[Data records]
────────────────────
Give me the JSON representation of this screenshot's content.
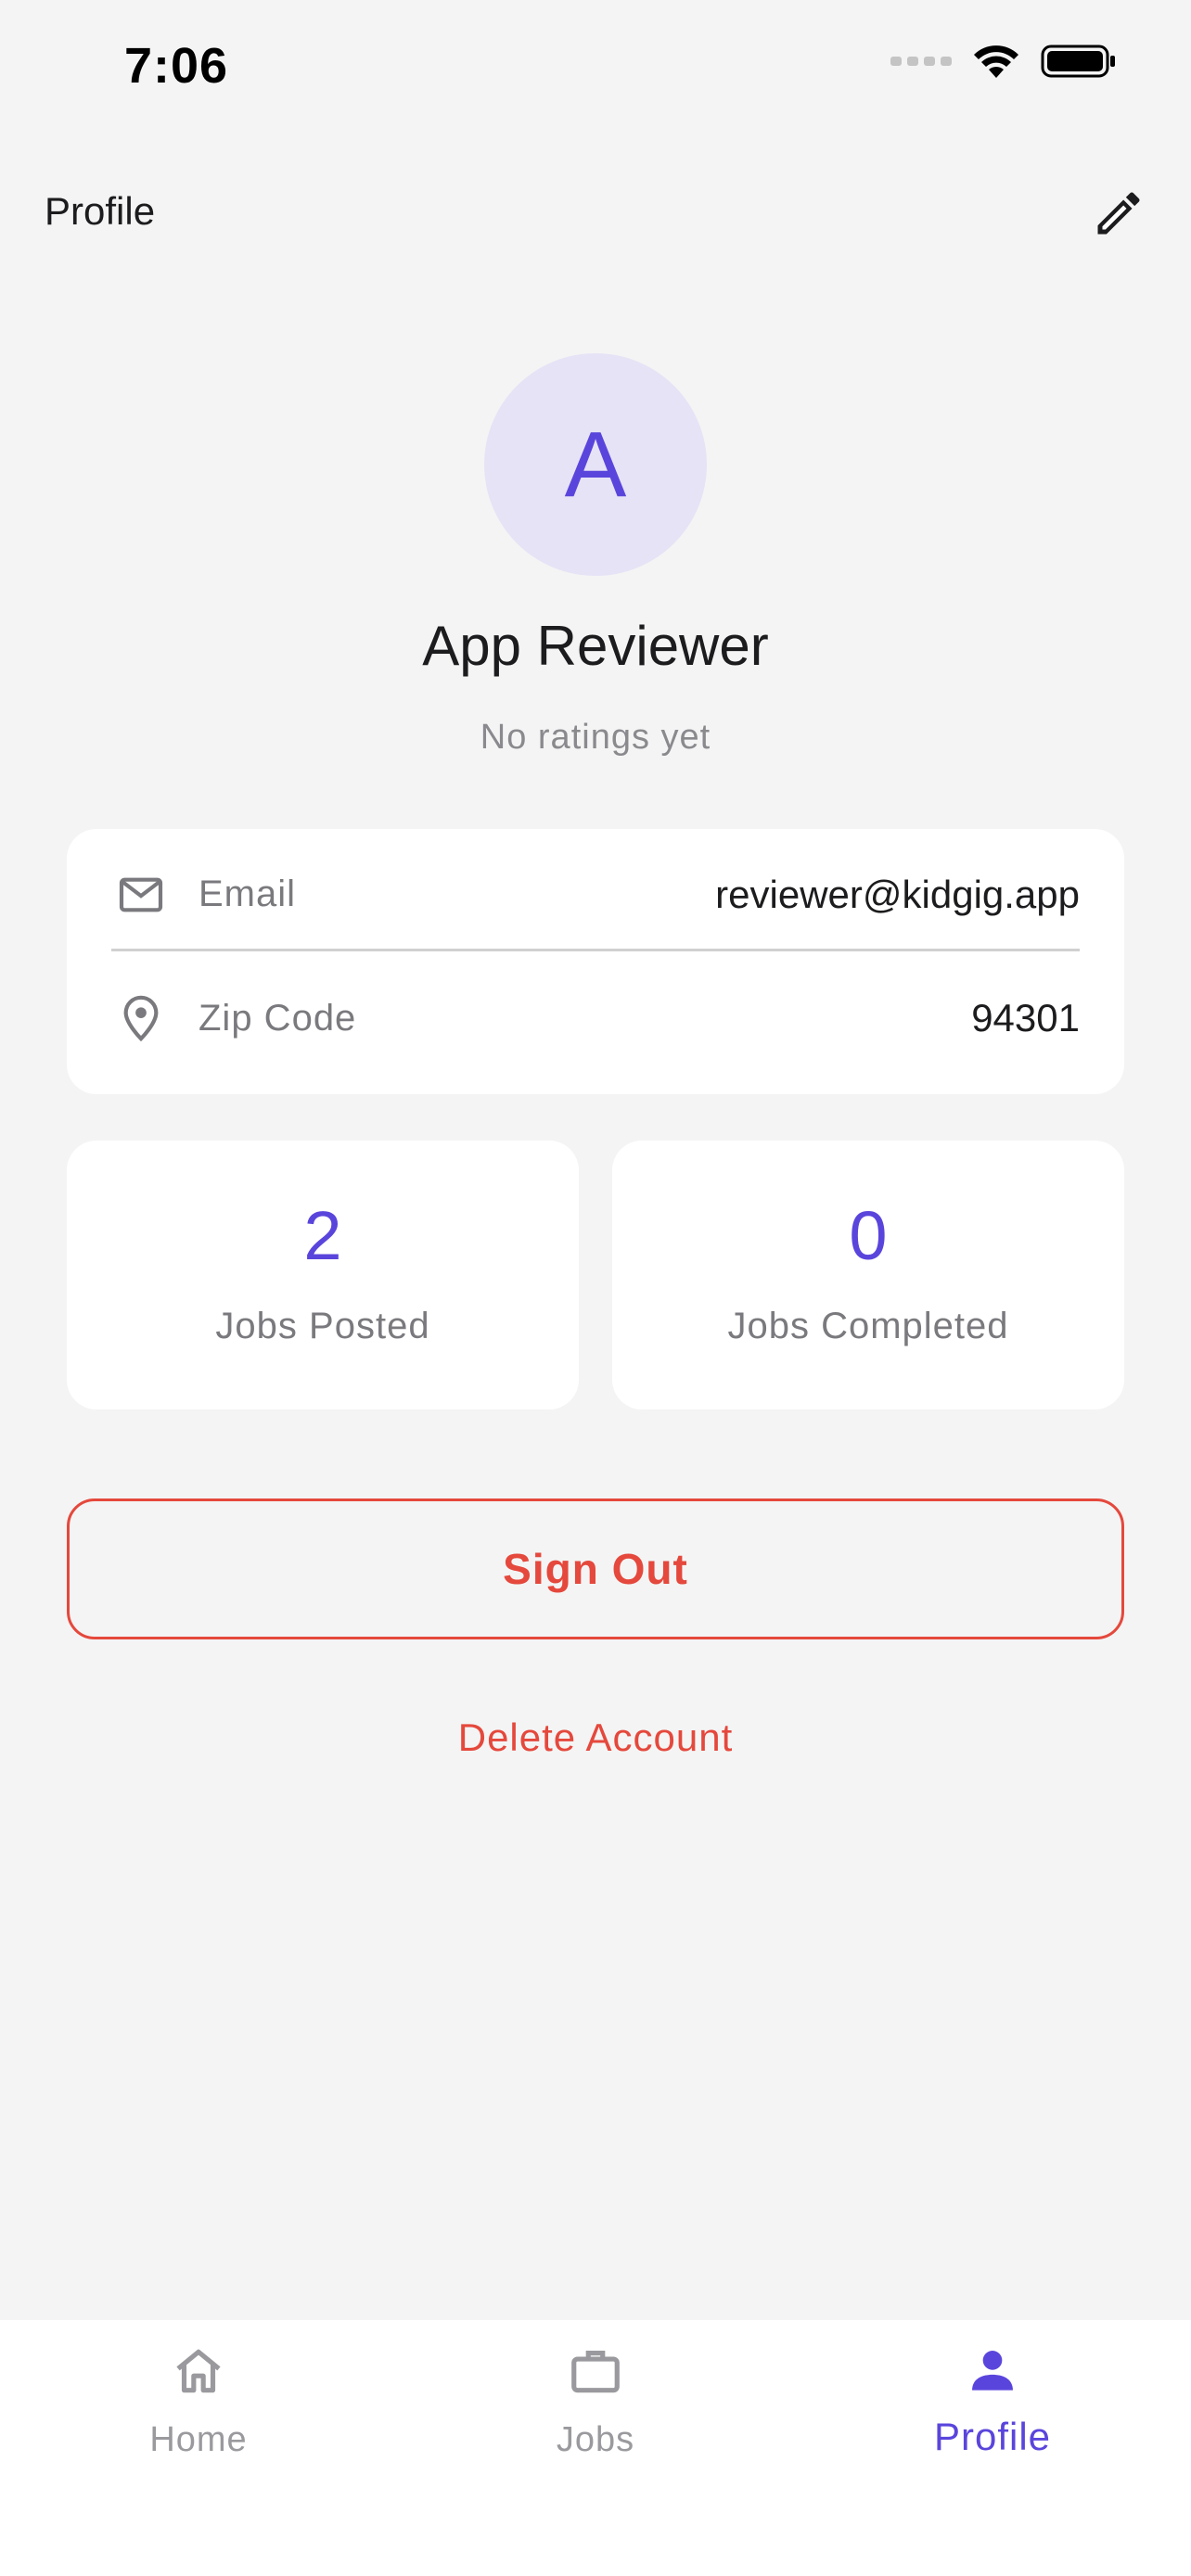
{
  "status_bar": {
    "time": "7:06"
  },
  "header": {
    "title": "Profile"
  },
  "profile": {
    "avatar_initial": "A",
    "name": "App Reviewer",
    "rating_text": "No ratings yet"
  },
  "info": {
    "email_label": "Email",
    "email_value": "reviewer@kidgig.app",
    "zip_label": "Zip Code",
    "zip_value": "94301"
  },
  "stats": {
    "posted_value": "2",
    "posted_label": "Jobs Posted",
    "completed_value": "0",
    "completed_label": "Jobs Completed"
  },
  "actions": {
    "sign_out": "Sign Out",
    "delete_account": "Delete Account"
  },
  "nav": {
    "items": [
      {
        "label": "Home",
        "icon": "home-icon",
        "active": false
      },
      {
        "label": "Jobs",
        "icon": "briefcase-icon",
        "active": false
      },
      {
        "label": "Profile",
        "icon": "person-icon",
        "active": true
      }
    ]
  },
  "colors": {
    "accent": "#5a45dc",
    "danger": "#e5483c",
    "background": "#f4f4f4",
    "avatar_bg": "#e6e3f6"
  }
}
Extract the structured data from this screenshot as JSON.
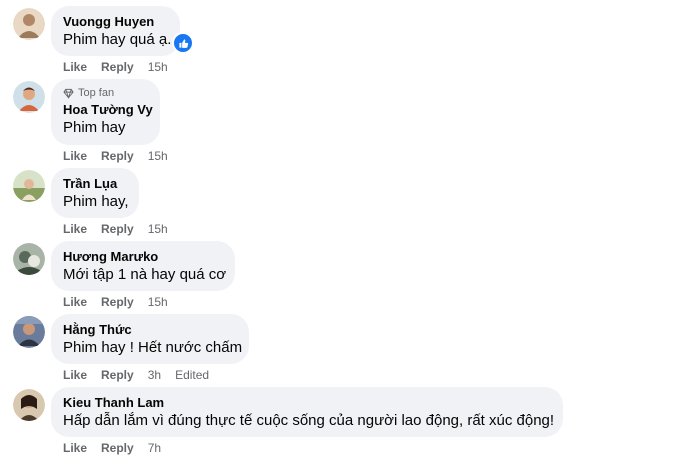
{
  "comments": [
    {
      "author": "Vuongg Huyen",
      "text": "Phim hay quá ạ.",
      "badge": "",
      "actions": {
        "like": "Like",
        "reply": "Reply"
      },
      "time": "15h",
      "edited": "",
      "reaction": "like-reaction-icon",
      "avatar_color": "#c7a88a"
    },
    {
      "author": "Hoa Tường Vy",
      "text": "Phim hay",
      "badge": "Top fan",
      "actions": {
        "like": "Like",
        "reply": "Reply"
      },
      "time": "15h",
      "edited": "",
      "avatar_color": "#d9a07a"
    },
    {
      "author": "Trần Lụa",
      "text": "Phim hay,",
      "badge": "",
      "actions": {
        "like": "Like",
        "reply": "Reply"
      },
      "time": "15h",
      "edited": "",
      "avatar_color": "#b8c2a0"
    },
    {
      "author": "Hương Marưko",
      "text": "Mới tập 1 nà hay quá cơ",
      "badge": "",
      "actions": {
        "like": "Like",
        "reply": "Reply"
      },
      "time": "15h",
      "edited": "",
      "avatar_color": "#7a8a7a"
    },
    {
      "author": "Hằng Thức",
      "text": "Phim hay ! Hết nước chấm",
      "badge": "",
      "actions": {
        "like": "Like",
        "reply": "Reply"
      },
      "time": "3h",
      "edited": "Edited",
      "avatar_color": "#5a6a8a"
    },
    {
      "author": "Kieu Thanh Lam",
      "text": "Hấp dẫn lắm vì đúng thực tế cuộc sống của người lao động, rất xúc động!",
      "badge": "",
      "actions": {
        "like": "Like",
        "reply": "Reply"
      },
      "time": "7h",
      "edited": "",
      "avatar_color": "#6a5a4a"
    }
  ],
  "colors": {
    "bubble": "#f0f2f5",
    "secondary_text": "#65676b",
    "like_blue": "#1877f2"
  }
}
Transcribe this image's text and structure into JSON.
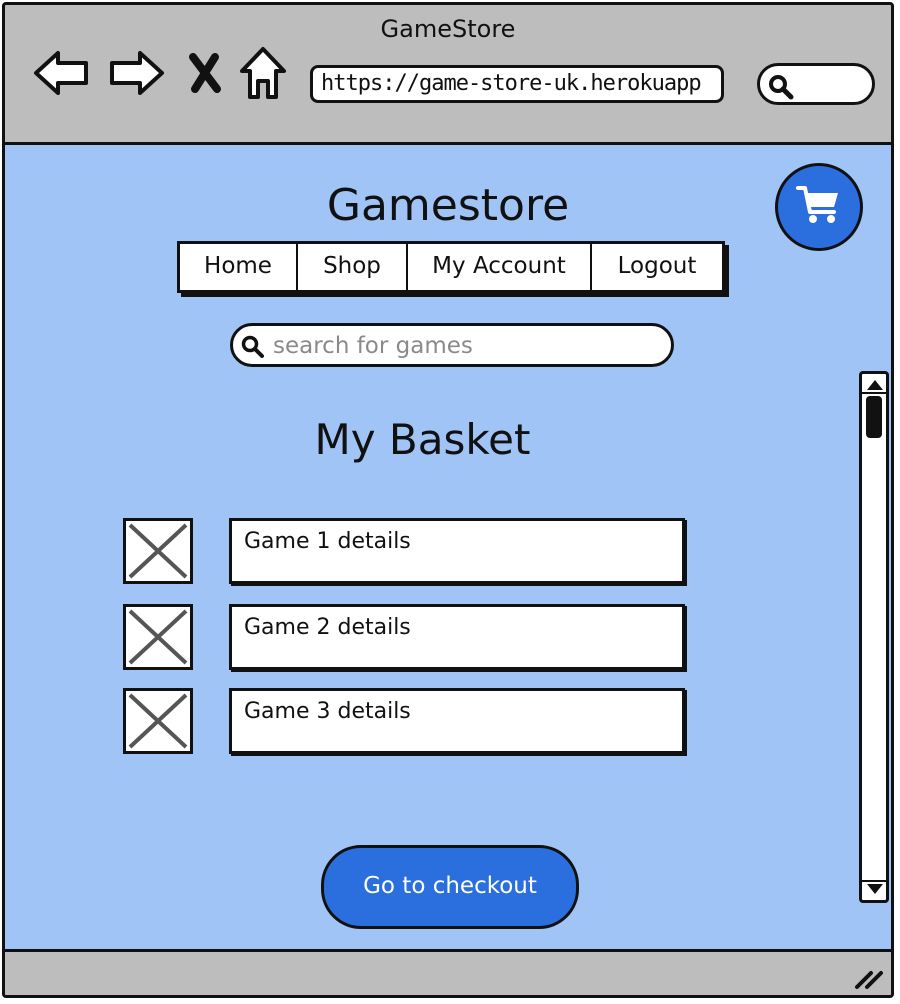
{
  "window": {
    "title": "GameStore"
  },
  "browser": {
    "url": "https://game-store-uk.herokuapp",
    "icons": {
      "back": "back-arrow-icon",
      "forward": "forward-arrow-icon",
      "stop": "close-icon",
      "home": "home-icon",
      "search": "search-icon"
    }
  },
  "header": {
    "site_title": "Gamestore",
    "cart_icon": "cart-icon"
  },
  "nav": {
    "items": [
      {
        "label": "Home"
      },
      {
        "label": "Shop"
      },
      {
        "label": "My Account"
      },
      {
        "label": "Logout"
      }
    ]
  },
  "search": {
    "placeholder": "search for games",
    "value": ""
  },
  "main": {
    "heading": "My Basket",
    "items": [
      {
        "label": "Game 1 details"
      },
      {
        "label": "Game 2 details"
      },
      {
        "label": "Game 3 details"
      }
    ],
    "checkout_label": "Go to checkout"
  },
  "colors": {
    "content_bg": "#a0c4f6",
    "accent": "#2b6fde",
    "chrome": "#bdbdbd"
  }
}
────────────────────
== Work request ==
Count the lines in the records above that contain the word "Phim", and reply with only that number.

== Solution to this problem ==
4